HOSPITAL INFO SYSTEM, ‘A HUB OF HEALTH FACILITIES’ INFORMATION’
‘Hospital Info System’ is aimed at supporting the Tanzanian government improve health sector, two youths from Dar es Salaam, have currently launched a health system application that would enable users to get quick access to facilities through their mobile phones and smart devices.
What is HOSPITAL INFO SYSTEM?
The ‘Hospital Info System’ can inform the users where can access different health services and the days those services are offered at different health facilities.
The users can get the services via an Android mobile application, web application and text messages for free (only incurring normal charges from their mobile operators), adding currently it is on trial at Kyela, Mbeya City and Ilala districts.
“Through this, citizens can get such information as the name of health facilities, short description of the facility, location, ownership, services offered at the facility and the cost, working hours and health insurance schemes accepted at the facility,” said Dr Jackson Ilangali (project team leader)
Benefits of HOSPITAL INFO SYSTEM
He explained further that, for example, someone is in Ilala and he is wondering where Ilala district can he get a CT scan?
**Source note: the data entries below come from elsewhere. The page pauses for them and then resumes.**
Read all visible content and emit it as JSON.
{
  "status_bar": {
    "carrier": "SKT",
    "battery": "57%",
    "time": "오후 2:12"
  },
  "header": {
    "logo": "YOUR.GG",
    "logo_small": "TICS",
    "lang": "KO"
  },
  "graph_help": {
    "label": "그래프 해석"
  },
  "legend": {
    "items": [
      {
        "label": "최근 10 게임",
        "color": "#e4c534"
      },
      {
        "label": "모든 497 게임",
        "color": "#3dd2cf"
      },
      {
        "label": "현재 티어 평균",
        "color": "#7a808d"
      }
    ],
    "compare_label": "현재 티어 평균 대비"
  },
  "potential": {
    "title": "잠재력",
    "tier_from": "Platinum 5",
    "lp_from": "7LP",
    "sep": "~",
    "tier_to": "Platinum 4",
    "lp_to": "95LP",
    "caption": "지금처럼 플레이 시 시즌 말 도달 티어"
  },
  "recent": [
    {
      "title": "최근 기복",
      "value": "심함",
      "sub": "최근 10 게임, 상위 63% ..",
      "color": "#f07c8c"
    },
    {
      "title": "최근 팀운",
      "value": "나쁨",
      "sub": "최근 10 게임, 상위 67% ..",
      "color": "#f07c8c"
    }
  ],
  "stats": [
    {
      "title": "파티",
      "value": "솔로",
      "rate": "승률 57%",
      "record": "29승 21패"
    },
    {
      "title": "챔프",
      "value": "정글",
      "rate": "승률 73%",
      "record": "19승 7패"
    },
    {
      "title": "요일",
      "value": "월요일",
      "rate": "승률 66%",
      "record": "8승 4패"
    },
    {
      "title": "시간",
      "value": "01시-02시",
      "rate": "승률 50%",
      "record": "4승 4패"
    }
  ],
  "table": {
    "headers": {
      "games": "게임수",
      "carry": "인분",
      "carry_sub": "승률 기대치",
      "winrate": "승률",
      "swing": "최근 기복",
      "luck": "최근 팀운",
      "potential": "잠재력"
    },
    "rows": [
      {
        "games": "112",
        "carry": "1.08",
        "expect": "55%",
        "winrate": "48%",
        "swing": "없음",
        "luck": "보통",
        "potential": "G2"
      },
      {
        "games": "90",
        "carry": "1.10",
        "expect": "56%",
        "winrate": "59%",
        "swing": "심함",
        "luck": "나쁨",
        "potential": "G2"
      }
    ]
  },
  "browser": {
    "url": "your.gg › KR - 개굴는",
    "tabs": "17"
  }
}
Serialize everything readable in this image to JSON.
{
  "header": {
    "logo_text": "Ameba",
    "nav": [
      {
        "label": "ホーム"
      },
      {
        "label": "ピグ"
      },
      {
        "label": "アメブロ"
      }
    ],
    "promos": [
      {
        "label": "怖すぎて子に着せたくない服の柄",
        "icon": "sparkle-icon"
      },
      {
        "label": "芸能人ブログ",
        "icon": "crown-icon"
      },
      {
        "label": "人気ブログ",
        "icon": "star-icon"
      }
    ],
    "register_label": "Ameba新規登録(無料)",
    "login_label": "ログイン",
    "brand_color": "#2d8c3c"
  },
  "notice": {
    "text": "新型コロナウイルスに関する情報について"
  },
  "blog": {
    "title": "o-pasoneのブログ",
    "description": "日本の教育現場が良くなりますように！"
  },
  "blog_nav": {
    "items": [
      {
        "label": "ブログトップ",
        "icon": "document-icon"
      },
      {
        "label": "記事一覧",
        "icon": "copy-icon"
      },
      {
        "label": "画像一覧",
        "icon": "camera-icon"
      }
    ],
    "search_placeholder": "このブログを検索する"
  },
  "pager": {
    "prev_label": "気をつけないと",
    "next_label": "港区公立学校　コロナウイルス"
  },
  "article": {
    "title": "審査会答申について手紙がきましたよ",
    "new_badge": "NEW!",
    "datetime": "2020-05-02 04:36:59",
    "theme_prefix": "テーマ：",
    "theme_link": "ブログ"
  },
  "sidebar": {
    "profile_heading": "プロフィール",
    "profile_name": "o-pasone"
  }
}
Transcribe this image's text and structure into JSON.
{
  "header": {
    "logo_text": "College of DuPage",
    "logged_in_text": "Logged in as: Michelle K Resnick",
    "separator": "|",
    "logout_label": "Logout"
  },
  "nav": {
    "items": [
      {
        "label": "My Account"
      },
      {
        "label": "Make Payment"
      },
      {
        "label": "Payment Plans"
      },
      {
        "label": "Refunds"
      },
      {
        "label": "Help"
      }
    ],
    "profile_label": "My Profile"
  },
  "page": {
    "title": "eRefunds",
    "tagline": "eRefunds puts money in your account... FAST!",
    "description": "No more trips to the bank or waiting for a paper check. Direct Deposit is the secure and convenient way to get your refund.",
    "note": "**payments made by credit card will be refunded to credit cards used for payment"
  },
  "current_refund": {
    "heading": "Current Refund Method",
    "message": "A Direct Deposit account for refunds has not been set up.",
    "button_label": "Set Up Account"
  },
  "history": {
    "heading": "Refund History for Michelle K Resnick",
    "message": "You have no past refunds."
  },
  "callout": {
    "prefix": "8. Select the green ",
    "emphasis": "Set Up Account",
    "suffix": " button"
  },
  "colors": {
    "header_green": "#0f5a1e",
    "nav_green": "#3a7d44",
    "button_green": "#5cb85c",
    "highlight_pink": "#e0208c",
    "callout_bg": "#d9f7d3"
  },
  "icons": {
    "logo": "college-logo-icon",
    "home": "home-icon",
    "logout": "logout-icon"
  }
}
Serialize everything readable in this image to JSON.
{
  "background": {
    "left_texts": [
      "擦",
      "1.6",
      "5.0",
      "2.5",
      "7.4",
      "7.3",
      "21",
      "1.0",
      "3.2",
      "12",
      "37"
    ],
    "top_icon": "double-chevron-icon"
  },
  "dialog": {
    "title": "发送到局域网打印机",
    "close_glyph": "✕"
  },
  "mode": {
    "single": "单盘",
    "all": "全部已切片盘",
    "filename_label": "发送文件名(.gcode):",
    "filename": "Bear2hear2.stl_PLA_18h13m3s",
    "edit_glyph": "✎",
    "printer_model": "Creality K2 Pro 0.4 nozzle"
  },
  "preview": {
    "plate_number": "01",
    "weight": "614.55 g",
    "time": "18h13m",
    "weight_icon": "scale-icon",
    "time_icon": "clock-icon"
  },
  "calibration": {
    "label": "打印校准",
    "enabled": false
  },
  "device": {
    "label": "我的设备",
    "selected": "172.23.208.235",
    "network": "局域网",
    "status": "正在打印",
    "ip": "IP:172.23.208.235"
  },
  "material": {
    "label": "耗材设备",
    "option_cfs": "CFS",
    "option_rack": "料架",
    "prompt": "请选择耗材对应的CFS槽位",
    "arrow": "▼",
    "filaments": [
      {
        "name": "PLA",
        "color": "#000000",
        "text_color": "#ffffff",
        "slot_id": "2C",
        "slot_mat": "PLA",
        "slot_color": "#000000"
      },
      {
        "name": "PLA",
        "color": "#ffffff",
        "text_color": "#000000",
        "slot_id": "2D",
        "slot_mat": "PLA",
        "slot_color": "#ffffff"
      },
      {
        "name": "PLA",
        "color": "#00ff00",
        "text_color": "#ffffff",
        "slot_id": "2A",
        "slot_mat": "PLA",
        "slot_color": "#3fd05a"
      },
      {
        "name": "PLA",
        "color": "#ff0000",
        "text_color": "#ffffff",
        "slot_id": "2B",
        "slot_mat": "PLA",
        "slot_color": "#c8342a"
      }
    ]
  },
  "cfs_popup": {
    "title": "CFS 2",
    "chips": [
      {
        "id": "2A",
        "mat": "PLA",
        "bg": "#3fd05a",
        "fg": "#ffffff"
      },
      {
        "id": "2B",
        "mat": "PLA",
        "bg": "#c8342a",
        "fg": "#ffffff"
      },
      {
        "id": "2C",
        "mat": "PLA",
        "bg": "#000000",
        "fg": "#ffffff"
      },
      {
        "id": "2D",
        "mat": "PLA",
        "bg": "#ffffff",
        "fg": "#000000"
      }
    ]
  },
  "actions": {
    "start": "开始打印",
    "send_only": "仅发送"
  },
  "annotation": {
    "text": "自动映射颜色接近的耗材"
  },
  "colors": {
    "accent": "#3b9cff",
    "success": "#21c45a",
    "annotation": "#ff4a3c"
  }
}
The system can tell the prices of the service in those facilities where is available, the days which the mentioned facilities offer the service, the cost and a description of the service.
The idea which was created by two young people, Dr Ilangali, a medical doctor and Innocent Mbulang’hulu Kateba, an experienced software engineer earlier this year, after observing people travelling far distances looking for facilities and once they reached the facility they found the service is not available.
Dr Ilangali added that through the application, a user will be able to make an informed decision which facility he should visit for a particular service after receiving information on where the required service is offered, including the price, and a short description of the service.
The two young people received the grant from Data for Local impact (DLI), and during the implementation of the idea, they started with market validation, whereby they went out and interviewed 150 people in Mbeya about the idea, whether such a system will be useful, and also whether they will be willing to pay for it.
According to him, “majority of people, 93 percent said that the system will be very useful, and out of them, 70 percent responded they will be willing to pay between Sh150 and Sh200 per a single use for using the system,” However they later on decided that the service will be free to the end users.
Their project has positive response as for the stages of testing more than 150 people are using the application. “After the completion of the system, we are planning to invite different health stakeholders who are willing to work with us to make the service continue to be free for the end users,”
Published as submitted by Dr. Jackson Ilangali